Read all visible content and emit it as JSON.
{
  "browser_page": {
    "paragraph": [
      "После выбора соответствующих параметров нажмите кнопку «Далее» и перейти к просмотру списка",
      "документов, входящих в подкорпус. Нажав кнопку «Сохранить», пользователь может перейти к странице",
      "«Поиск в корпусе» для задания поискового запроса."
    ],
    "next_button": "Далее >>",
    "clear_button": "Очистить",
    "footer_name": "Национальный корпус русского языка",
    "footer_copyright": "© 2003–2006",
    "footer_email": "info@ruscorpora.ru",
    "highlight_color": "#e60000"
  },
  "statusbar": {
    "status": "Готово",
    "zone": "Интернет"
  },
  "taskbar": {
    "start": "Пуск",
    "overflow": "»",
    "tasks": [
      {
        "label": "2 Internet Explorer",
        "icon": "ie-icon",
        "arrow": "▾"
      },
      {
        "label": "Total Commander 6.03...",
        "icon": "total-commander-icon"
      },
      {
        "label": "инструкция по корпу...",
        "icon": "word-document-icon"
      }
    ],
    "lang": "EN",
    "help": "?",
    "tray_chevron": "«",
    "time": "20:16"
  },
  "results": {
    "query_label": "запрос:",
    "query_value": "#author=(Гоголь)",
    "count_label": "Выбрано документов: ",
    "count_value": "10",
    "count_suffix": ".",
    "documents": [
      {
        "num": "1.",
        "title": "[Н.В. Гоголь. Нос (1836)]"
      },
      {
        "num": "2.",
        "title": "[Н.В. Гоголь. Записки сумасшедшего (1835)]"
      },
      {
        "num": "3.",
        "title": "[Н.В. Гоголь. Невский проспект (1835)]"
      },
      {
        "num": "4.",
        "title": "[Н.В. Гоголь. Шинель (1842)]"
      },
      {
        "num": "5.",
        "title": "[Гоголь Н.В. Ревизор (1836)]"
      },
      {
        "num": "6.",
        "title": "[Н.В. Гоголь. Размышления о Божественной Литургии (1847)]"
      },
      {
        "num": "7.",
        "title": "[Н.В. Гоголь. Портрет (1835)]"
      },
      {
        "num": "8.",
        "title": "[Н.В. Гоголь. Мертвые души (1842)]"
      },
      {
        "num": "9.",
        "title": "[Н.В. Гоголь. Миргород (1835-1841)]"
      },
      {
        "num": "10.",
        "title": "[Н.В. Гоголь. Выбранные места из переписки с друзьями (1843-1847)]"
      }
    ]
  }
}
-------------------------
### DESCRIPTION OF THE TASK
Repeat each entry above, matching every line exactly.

### OUTPUT OF THE EXERCISE
Read all visible content and emit it as JSON.
{
  "browser_page": {
    "paragraph": [
      "После выбора соответствующих параметров нажмите кнопку «Далее» и перейти к просмотру списка",
      "документов, входящих в подкорпус. Нажав кнопку «Сохранить», пользователь может перейти к странице",
      "«Поиск в корпусе» для задания поискового запроса."
    ],
    "next_button": "Далее >>",
    "clear_button": "Очистить",
    "footer_name": "Национальный корпус русского языка",
    "footer_copyright": "© 2003–2006",
    "footer_email": "info@ruscorpora.ru",
    "highlight_color": "#e60000"
  },
  "statusbar": {
    "status": "Готово",
    "zone": "Интернет"
  },
  "taskbar": {
    "start": "Пуск",
    "overflow": "»",
    "tasks": [
      {
        "label": "2 Internet Explorer",
        "icon": "ie-icon",
        "arrow": "▾"
      },
      {
        "label": "Total Commander 6.03...",
        "icon": "total-commander-icon"
      },
      {
        "label": "инструкция по корпу...",
        "icon": "word-document-icon"
      }
    ],
    "lang": "EN",
    "help": "?",
    "tray_chevron": "«",
    "time": "20:16"
  },
  "results": {
    "query_label": "запрос:",
    "query_value": "#author=(Гоголь)",
    "count_label": "Выбрано документов: ",
    "count_value": "10",
    "count_suffix": ".",
    "documents": [
      {
        "num": "1.",
        "title": "[Н.В. Гоголь. Нос (1836)]"
      },
      {
        "num": "2.",
        "title": "[Н.В. Гоголь. Записки сумасшедшего (1835)]"
      },
      {
        "num": "3.",
        "title": "[Н.В. Гоголь. Невский проспект (1835)]"
      },
      {
        "num": "4.",
        "title": "[Н.В. Гоголь. Шинель (1842)]"
      },
      {
        "num": "5.",
        "title": "[Гоголь Н.В. Ревизор (1836)]"
      },
      {
        "num": "6.",
        "title": "[Н.В. Гоголь. Размышления о Божественной Литургии (1847)]"
      },
      {
        "num": "7.",
        "title": "[Н.В. Гоголь. Портрет (1835)]"
      },
      {
        "num": "8.",
        "title": "[Н.В. Гоголь. Мертвые души (1842)]"
      },
      {
        "num": "9.",
        "title": "[Н.В. Гоголь. Миргород (1835-1841)]"
      },
      {
        "num": "10.",
        "title": "[Н.В. Гоголь. Выбранные места из переписки с друзьями (1843-1847)]"
      }
    ]
  }
}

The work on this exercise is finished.